Since intervention by imperialist powers in various forms had become very widespread, the UN General Assembly at its 20th session in 1965 adopted the Declaration on the Inadmissibility of Intervention in the Domestic Affairs of States and Protection of Their Independence and Sovereignty. In this declaration all forms of intervention directed against the status of a state as a legal person or against its political, economic, or cultural integrity were condemned.

The USSR and the other socialist states, which consistently uphold a policy of peace and peaceful coexistence, have repeatedly opposed acts of intervention carried out by the imperialist states. The question of enforcing the 1965 declaration has frequently been raised on the initiative of the USSR in the United Nations.


Baginian, K. A. Narushenie imperialisticheskimi gosudarstvami printsipa nevmeshatel’stva. Moscow, 1954.
Ushakov, N. A. Suverenitet v sovremennom mezhdunarodnom prave. Moscow, 1963.
Sharmanazashvili, G. Ot prava voiny k pravu mira. Moscow, 1967.
Kurs mezhdunarodnogo prava, vol. 2. Moscow, 1967. (Chief editor, F. I. Kozhevnikov.)

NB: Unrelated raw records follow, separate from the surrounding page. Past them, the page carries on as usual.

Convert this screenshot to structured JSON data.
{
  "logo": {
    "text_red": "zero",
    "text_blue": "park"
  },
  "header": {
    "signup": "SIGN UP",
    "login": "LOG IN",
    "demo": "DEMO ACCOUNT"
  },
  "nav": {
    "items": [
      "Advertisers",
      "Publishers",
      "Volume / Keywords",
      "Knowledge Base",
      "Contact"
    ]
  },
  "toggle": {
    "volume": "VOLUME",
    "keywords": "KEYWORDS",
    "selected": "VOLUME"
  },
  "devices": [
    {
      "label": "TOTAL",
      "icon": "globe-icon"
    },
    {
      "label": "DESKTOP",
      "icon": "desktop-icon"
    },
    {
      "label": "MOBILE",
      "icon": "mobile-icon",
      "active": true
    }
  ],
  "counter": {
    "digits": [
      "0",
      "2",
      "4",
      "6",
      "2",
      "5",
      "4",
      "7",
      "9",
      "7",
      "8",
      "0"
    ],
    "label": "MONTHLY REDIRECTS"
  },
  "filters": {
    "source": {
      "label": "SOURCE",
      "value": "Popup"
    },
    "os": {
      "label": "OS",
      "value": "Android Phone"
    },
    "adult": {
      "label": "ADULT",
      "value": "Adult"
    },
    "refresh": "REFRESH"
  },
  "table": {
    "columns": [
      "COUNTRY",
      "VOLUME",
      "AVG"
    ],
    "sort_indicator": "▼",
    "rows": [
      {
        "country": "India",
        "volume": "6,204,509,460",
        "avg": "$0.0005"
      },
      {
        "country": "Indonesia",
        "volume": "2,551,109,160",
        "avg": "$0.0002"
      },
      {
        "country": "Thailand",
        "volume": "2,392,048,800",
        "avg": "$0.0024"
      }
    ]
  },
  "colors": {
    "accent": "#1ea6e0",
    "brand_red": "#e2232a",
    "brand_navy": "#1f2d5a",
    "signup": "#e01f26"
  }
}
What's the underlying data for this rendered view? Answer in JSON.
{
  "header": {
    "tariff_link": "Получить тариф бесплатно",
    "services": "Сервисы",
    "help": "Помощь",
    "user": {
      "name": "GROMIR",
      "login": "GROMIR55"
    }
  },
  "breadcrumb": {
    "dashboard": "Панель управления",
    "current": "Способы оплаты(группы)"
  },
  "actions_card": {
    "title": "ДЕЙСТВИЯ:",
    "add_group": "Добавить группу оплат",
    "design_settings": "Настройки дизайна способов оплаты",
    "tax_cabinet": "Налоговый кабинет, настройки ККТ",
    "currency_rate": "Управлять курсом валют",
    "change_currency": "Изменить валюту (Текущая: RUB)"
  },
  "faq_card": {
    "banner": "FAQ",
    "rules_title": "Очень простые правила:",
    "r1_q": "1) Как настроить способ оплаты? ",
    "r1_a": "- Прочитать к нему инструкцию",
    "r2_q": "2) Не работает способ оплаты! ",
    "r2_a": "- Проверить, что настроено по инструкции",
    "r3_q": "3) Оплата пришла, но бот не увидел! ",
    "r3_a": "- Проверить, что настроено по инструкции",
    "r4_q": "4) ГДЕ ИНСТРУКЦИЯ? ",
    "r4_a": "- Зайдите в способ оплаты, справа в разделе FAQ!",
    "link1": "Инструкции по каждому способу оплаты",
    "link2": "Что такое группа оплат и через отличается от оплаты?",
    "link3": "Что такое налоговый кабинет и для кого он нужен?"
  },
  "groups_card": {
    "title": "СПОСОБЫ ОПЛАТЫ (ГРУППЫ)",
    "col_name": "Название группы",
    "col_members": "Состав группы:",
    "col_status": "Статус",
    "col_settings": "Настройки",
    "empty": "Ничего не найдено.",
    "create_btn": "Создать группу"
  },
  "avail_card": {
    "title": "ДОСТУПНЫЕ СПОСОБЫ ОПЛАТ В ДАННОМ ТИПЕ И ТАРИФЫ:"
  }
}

V. I. MENZHINSKII [10–942-t]

The Great Soviet Encyclopedia, 3rd Edition (1970-1979). © 2010 The Gale Group, Inc. All rights reserved.
References in periodicals archive ?
Sabah Opposition party leaders, Datuk Jeffrey Kitingan from Parti Solidariti Tanah Airku and his Sabah Progressive Party counterpart Datuk Seri Yong Teck Lee have both called on Shafie, sworn in as chief minister on May 12, to intervene in the case.
It is clear that interveners are seeking to intervene in most major human rights and Charter cases heard by the SCC (and often cases heard by Courts of Appeal).
This article, as it is in the current proposal, makes it legal for the executive to intervene in the judiciary and thus destroys the principle of separation of powers."
"In this regard, non-intervention can be related closely to a failure of deterrence, for while the capability to intervene might exist, the lack of will to intervene undermines the ability to deter.
And regardless of the abundance of analyses and the fever of theorizing and "chatter" that have arisen to chew over the issue, or the factors that would drive the army to intervene or prevent it from doing so, especially the stance taken by major powers and most prominently the United States, the truth of the matter that cannot be denied is that the army would certainly intervene to prevent a civil war, and would never intervene if its intervention were to be the cause of it.
And in a withering critique of the approach of US president Barack Obama, the man who beat him to the White House in 2008, McCain said: "Everything that people said would happen if we did not intervene has now happened because we have not intervened.
NATO Secretary General Anders Fogh Rasmussen Thursday stressed that the Alliance has no intention of intervening in Syria."We have no intention whatsoever to intervene in Syria.
If others present are not acting, a child may not interpret a situation as serious enough to intervene.
BAGHDAD / Aswat al-Iraq: Al-Iraqiyah political bloc MP announced that "political blocs have no right to intervene in the cabinet's work," pointing out that "Parliament should be the boy to hold the government accountable."
<ul> <li>Swiss GDP to rise to 2.4% in 2011, 1.8% in 2012</li> <li>SNB, Swiss National Bank, should start raising interest rates</li> <li>Current SNB rate is unsustainable</li> <li>Swiss economy showing strong expansion </li> <li>SNB should only intervene on excessive volatility </li> <li>Stronger franc unlikely to curb inflation significantly </li> </ul>
One economist said he had not expected the central bank to intervene before the pound had fallen to 6 to the dollar.
Summary: Rabat - The League of the Defenders of Autonomy in the Marrakesh-Tensift-Al Haouz region called upon the UN Secretary-General Ban Ki-moon to intervene to ensure the immediate release of all populations held captive in the the polisario's prisons.